*Work required*
Could you output the entries that follow exactly, omitting any pictures they contain?

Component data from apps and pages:
┄┄┄┄┄┄┄┄┄┄
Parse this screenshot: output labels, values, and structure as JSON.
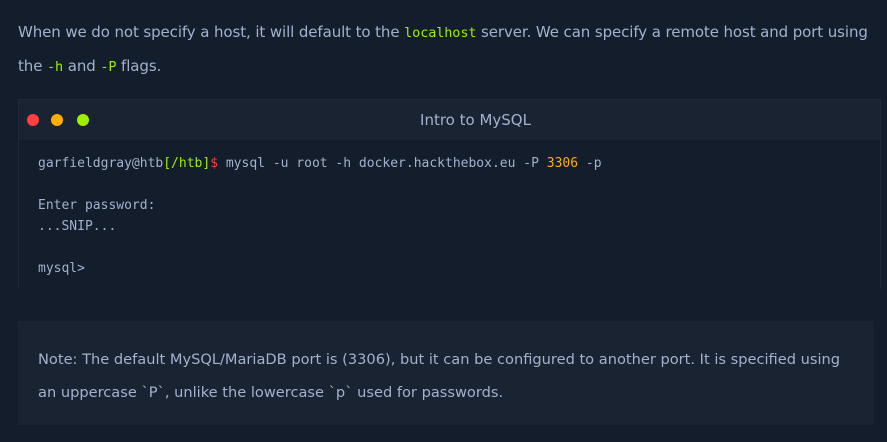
{
  "intro": {
    "text_before": "When we do not specify a host, it will default to the ",
    "code_localhost": "localhost",
    "text_middle": " server. We can specify a remote host and port using the ",
    "code_h": "-h",
    "text_and": " and ",
    "code_P": "-P",
    "text_after": " flags."
  },
  "terminal": {
    "title": "Intro to MySQL",
    "prompt_user": "garfieldgray@htb",
    "prompt_path": "[/htb]",
    "prompt_dollar": "$",
    "command_before_port": " mysql -u root -h docker.hackthebox.eu -P ",
    "port": "3306",
    "command_after_port": " -p",
    "line_password": "Enter password:",
    "line_snip": "...SNIP...",
    "line_mysql": "mysql>"
  },
  "note": {
    "text": "Note: The default MySQL/MariaDB port is (3306), but it can be configured to another port. It is specified using an uppercase `P`, unlike the lowercase `p` used for passwords."
  },
  "colors": {
    "background": "#141d2b",
    "panel": "#1a2332",
    "accent_green": "#9fef00",
    "accent_red": "#ff3e3e",
    "accent_orange": "#ffaf00"
  }
}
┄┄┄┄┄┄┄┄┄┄
*Output*
Parse this screenshot: output labels, values, and structure as JSON.
{
  "intro": {
    "text_before": "When we do not specify a host, it will default to the ",
    "code_localhost": "localhost",
    "text_middle": " server. We can specify a remote host and port using the ",
    "code_h": "-h",
    "text_and": " and ",
    "code_P": "-P",
    "text_after": " flags."
  },
  "terminal": {
    "title": "Intro to MySQL",
    "prompt_user": "garfieldgray@htb",
    "prompt_path": "[/htb]",
    "prompt_dollar": "$",
    "command_before_port": " mysql -u root -h docker.hackthebox.eu -P ",
    "port": "3306",
    "command_after_port": " -p",
    "line_password": "Enter password:",
    "line_snip": "...SNIP...",
    "line_mysql": "mysql>"
  },
  "note": {
    "text": "Note: The default MySQL/MariaDB port is (3306), but it can be configured to another port. It is specified using an uppercase `P`, unlike the lowercase `p` used for passwords."
  },
  "colors": {
    "background": "#141d2b",
    "panel": "#1a2332",
    "accent_green": "#9fef00",
    "accent_red": "#ff3e3e",
    "accent_orange": "#ffaf00"
  }
}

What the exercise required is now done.